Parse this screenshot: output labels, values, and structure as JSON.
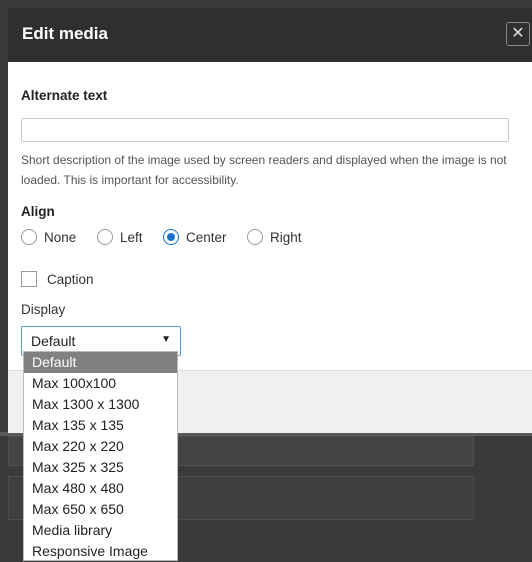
{
  "dialog": {
    "title": "Edit media",
    "close_symbol": "✕"
  },
  "alt_text": {
    "label": "Alternate text",
    "value": "",
    "description": "Short description of the image used by screen readers and displayed when the image is not loaded. This is important for accessibility."
  },
  "align": {
    "label": "Align",
    "options": [
      "None",
      "Left",
      "Center",
      "Right"
    ],
    "selected": "Center"
  },
  "caption": {
    "label": "Caption",
    "checked": false
  },
  "display": {
    "label": "Display",
    "selected": "Default",
    "options": [
      "Default",
      "Max 100x100",
      "Max 1300 x 1300",
      "Max 135 x 135",
      "Max 220 x 220",
      "Max 325 x 325",
      "Max 480 x 480",
      "Max 650 x 650",
      "Media library",
      "Responsive Image"
    ]
  },
  "colors": {
    "titlebar": "#2f2f2f",
    "accent": "#1a73c7",
    "overlay": "#3a3a3a",
    "selected_option": "#808080"
  }
}
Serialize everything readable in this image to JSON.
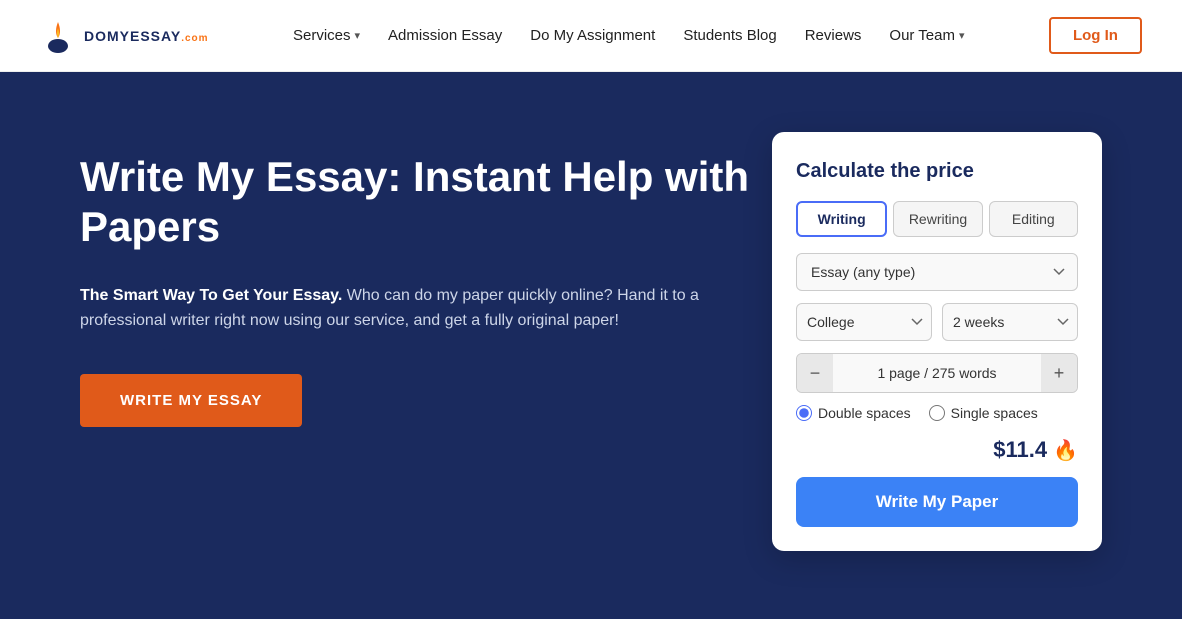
{
  "nav": {
    "logo_text_line1": "DOMYESSAY",
    "logo_text_line2": ".com",
    "links": [
      {
        "label": "Services",
        "has_dropdown": true
      },
      {
        "label": "Admission Essay",
        "has_dropdown": false
      },
      {
        "label": "Do My Assignment",
        "has_dropdown": false
      },
      {
        "label": "Students Blog",
        "has_dropdown": false
      },
      {
        "label": "Reviews",
        "has_dropdown": false
      },
      {
        "label": "Our Team",
        "has_dropdown": true
      }
    ],
    "login_label": "Log In"
  },
  "hero": {
    "title": "Write My Essay: Instant Help with Papers",
    "desc_bold": "The Smart Way To Get Your Essay.",
    "desc_rest": " Who can do my paper quickly online? Hand it to a professional writer right now using our service, and get a fully original paper!",
    "cta_label": "WRITE MY ESSAY"
  },
  "calculator": {
    "title": "Calculate the price",
    "tabs": [
      {
        "label": "Writing",
        "active": true
      },
      {
        "label": "Rewriting",
        "active": false
      },
      {
        "label": "Editing",
        "active": false
      }
    ],
    "type_placeholder": "Essay (any type)",
    "level_options": [
      "College"
    ],
    "deadline_options": [
      "2 weeks"
    ],
    "pages_label": "1 page / 275 words",
    "spacing_options": [
      {
        "label": "Double spaces",
        "checked": true
      },
      {
        "label": "Single spaces",
        "checked": false
      }
    ],
    "price": "$11.4",
    "submit_label": "Write My Paper"
  }
}
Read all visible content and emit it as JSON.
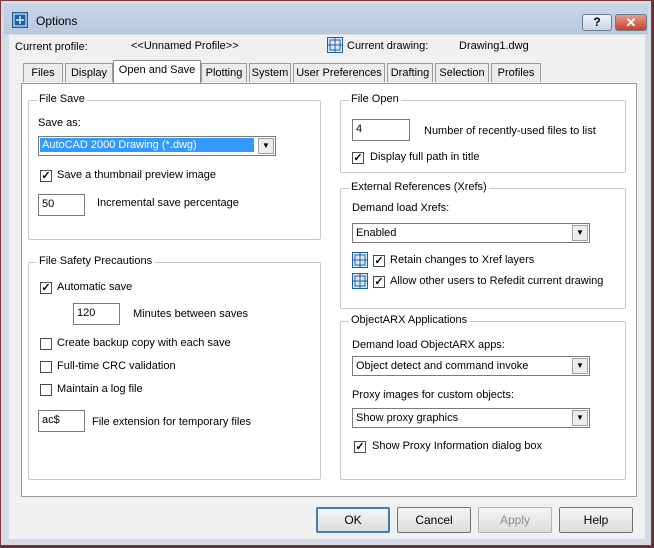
{
  "window": {
    "title": "Options"
  },
  "header": {
    "profile_label": "Current profile:",
    "profile_value": "<<Unnamed Profile>>",
    "drawing_label": "Current drawing:",
    "drawing_value": "Drawing1.dwg"
  },
  "tabs": [
    {
      "label": "Files"
    },
    {
      "label": "Display"
    },
    {
      "label": "Open and Save",
      "active": true
    },
    {
      "label": "Plotting"
    },
    {
      "label": "System"
    },
    {
      "label": "User Preferences"
    },
    {
      "label": "Drafting"
    },
    {
      "label": "Selection"
    },
    {
      "label": "Profiles"
    }
  ],
  "file_save": {
    "title": "File Save",
    "save_as_label": "Save as:",
    "save_as_value": "AutoCAD 2000 Drawing (*.dwg)",
    "thumbnail_label": "Save a thumbnail preview image",
    "thumbnail_checked": true,
    "incremental_value": "50",
    "incremental_label": "Incremental save percentage"
  },
  "safety": {
    "title": "File Safety Precautions",
    "autosave_label": "Automatic save",
    "autosave_checked": true,
    "minutes_value": "120",
    "minutes_label": "Minutes between saves",
    "backup_label": "Create backup copy with each save",
    "crc_label": "Full-time CRC validation",
    "log_label": "Maintain a log file",
    "ext_value": "ac$",
    "ext_label": "File extension for temporary files"
  },
  "file_open": {
    "title": "File Open",
    "recent_value": "4",
    "recent_label": "Number of recently-used files to list",
    "fullpath_label": "Display full path in title",
    "fullpath_checked": true
  },
  "xrefs": {
    "title": "External References (Xrefs)",
    "demand_label": "Demand load Xrefs:",
    "demand_value": "Enabled",
    "retain_label": "Retain changes to Xref layers",
    "retain_checked": true,
    "refedit_label": "Allow other users to Refedit current drawing",
    "refedit_checked": true
  },
  "arx": {
    "title": "ObjectARX Applications",
    "demand_label": "Demand load ObjectARX apps:",
    "demand_value": "Object detect and command invoke",
    "proxy_label": "Proxy images for custom objects:",
    "proxy_value": "Show proxy graphics",
    "info_label": "Show Proxy Information dialog box",
    "info_checked": true
  },
  "buttons": {
    "ok": "OK",
    "cancel": "Cancel",
    "apply": "Apply",
    "help": "Help"
  },
  "titlebar_buttons": {
    "help": "?",
    "close": "✕"
  },
  "icons": {
    "app": "autocad-options-icon",
    "drawing": "drawing-icon"
  }
}
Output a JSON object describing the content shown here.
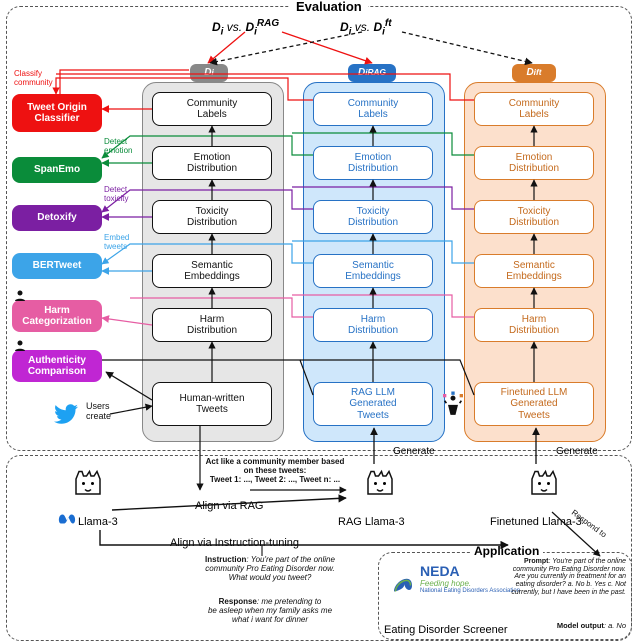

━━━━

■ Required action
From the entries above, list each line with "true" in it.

■ Exercise output
        "has_dropdown": true
        "has_dropdown": true
        "active": true
        "checked": true
      "active": true
    "thumbnail_checked": true,
    "autosave_checked": true,
    "fullpath_checked": true
    "retain_checked": true,
    "refedit_checked": true
    "info_checked": true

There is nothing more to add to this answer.